§ **WORK INSTRUCTION**: Narrow the data below down to the lines containing "label".

§ **MATERIAL PROVIDED**:
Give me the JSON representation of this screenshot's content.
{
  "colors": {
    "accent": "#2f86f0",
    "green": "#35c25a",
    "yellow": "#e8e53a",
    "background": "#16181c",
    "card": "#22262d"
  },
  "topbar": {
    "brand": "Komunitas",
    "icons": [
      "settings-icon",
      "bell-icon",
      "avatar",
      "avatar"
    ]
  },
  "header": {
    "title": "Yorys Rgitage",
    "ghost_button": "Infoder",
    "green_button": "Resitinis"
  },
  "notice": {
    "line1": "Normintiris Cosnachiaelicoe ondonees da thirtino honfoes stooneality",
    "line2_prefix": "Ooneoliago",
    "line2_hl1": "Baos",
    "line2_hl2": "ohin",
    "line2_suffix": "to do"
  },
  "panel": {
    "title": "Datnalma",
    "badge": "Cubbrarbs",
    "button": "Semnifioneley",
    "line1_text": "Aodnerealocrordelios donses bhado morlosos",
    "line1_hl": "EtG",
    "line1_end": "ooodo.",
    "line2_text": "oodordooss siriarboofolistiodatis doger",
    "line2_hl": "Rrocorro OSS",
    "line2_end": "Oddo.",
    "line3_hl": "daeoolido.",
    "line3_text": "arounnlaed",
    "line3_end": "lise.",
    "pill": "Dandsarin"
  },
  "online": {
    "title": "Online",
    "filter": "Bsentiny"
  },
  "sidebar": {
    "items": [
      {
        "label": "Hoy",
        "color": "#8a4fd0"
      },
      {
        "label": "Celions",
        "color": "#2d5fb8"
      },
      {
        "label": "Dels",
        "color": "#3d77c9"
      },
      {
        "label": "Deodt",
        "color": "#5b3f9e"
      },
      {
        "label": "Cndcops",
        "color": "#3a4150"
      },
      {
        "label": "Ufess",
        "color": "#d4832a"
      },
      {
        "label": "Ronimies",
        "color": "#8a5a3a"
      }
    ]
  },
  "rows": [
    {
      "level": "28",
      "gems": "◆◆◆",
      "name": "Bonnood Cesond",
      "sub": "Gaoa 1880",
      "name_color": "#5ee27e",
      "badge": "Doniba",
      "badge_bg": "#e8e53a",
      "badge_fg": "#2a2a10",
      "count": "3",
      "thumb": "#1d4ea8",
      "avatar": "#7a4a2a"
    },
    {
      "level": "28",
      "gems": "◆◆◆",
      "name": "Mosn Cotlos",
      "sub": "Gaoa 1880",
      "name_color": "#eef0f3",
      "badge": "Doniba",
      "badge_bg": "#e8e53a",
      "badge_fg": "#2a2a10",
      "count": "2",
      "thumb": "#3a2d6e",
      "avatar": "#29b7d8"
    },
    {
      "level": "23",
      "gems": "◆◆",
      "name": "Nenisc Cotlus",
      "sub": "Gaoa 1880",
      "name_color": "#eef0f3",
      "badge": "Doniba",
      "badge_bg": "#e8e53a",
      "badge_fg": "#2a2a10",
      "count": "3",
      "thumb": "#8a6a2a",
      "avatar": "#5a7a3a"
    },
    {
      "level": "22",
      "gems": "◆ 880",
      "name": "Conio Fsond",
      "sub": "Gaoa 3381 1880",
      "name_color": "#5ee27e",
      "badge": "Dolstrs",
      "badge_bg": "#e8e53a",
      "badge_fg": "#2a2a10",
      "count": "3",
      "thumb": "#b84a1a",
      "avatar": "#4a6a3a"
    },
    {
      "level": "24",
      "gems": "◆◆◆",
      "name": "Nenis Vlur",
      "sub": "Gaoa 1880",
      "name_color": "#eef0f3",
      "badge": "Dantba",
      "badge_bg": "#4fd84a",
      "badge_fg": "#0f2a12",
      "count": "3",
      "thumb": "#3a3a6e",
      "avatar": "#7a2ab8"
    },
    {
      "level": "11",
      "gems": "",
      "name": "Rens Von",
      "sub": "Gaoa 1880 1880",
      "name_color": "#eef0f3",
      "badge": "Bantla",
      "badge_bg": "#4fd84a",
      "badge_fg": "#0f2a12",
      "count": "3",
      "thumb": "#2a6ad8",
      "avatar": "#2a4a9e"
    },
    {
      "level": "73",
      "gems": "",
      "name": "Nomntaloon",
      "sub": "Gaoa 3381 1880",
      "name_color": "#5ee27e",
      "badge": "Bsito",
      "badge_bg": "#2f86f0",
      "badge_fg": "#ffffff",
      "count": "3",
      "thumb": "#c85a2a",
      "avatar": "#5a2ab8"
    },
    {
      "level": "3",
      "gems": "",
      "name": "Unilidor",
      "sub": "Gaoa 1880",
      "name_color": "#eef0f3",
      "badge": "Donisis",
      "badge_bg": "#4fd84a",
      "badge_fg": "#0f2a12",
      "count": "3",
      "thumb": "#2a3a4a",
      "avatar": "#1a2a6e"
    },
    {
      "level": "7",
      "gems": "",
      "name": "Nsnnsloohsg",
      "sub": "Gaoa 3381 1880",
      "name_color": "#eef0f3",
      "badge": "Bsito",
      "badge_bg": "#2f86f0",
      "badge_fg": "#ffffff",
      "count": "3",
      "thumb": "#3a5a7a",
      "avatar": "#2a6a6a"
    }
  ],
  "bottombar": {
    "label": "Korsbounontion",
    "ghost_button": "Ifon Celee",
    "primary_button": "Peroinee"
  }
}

§ **PROBLEM SOLUTION**:
        "label": "Hoy",
        "label": "Celions",
        "label": "Dels",
        "label": "Deodt",
        "label": "Cndcops",
        "label": "Ufess",
        "label": "Ronimies",
    "label": "Korsbounontion",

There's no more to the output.